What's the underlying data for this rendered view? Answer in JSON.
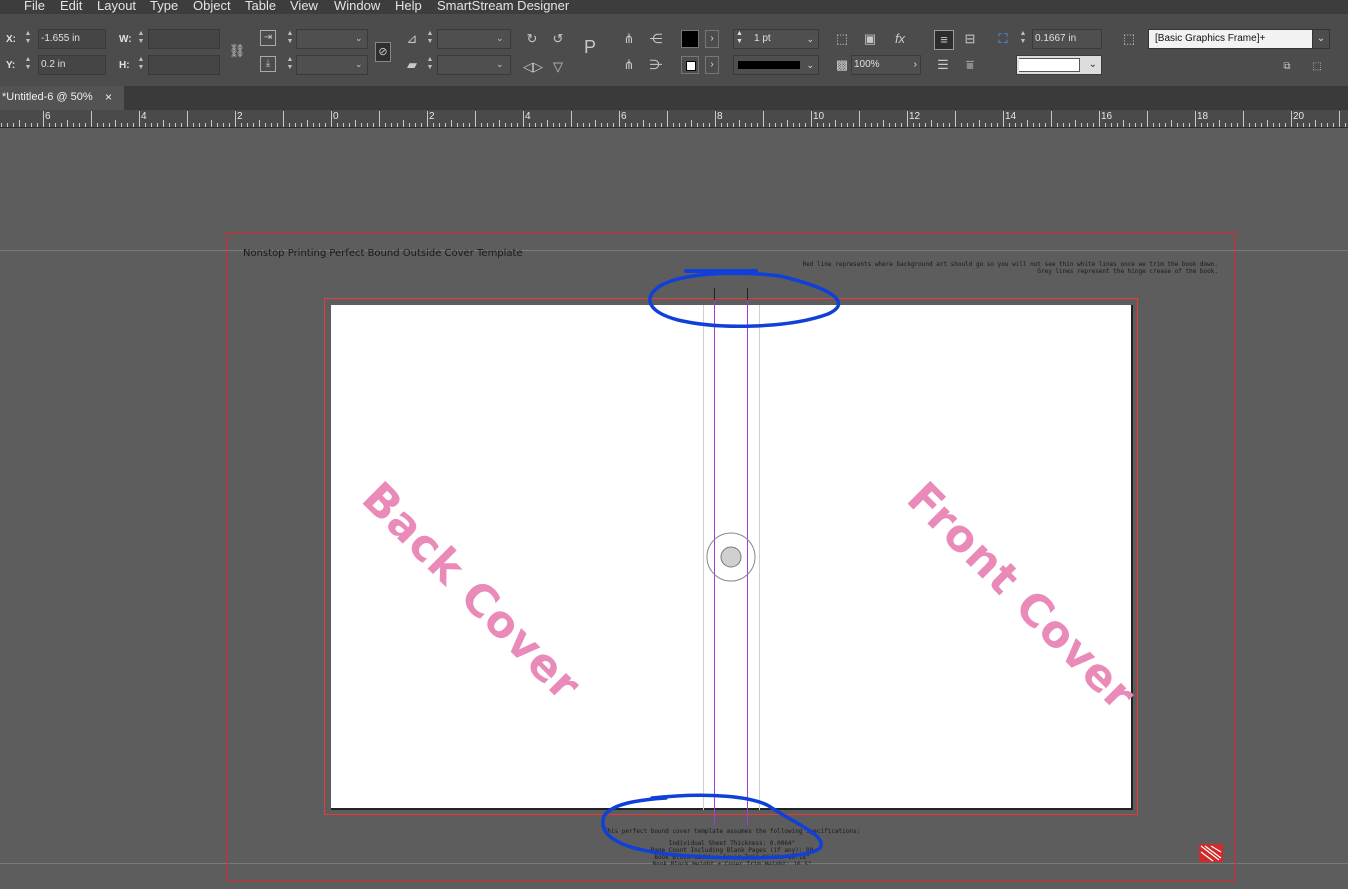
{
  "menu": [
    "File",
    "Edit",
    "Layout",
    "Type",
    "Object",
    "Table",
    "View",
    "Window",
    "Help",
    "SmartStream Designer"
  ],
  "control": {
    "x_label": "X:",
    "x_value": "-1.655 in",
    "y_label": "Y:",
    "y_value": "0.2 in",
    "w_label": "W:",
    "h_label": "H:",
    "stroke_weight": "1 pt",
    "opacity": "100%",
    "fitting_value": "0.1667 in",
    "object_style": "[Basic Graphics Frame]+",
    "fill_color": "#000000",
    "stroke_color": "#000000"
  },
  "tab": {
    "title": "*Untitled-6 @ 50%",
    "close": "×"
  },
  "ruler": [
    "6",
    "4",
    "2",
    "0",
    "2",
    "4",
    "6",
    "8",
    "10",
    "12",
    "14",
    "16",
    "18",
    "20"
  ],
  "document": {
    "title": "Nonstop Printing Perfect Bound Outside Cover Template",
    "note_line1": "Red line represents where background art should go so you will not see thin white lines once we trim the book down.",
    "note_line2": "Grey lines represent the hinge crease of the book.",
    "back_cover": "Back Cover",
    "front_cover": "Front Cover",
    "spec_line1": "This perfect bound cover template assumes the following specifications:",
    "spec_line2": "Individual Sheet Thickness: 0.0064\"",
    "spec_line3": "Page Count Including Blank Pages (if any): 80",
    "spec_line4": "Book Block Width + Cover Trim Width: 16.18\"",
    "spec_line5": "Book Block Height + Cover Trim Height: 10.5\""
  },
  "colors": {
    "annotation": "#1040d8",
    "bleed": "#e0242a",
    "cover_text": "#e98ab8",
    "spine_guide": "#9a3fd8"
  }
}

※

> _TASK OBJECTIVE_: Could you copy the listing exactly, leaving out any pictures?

> _EXERCISE SOLUTION_:
What's the underlying data for this rendered view? Answer in JSON.
{
  "menu": [
    "File",
    "Edit",
    "Layout",
    "Type",
    "Object",
    "Table",
    "View",
    "Window",
    "Help",
    "SmartStream Designer"
  ],
  "control": {
    "x_label": "X:",
    "x_value": "-1.655 in",
    "y_label": "Y:",
    "y_value": "0.2 in",
    "w_label": "W:",
    "h_label": "H:",
    "stroke_weight": "1 pt",
    "opacity": "100%",
    "fitting_value": "0.1667 in",
    "object_style": "[Basic Graphics Frame]+",
    "fill_color": "#000000",
    "stroke_color": "#000000"
  },
  "tab": {
    "title": "*Untitled-6 @ 50%",
    "close": "×"
  },
  "ruler": [
    "6",
    "4",
    "2",
    "0",
    "2",
    "4",
    "6",
    "8",
    "10",
    "12",
    "14",
    "16",
    "18",
    "20"
  ],
  "document": {
    "title": "Nonstop Printing Perfect Bound Outside Cover Template",
    "note_line1": "Red line represents where background art should go so you will not see thin white lines once we trim the book down.",
    "note_line2": "Grey lines represent the hinge crease of the book.",
    "back_cover": "Back Cover",
    "front_cover": "Front Cover",
    "spec_line1": "This perfect bound cover template assumes the following specifications:",
    "spec_line2": "Individual Sheet Thickness: 0.0064\"",
    "spec_line3": "Page Count Including Blank Pages (if any): 80",
    "spec_line4": "Book Block Width + Cover Trim Width: 16.18\"",
    "spec_line5": "Book Block Height + Cover Trim Height: 10.5\""
  },
  "colors": {
    "annotation": "#1040d8",
    "bleed": "#e0242a",
    "cover_text": "#e98ab8",
    "spine_guide": "#9a3fd8"
  }
}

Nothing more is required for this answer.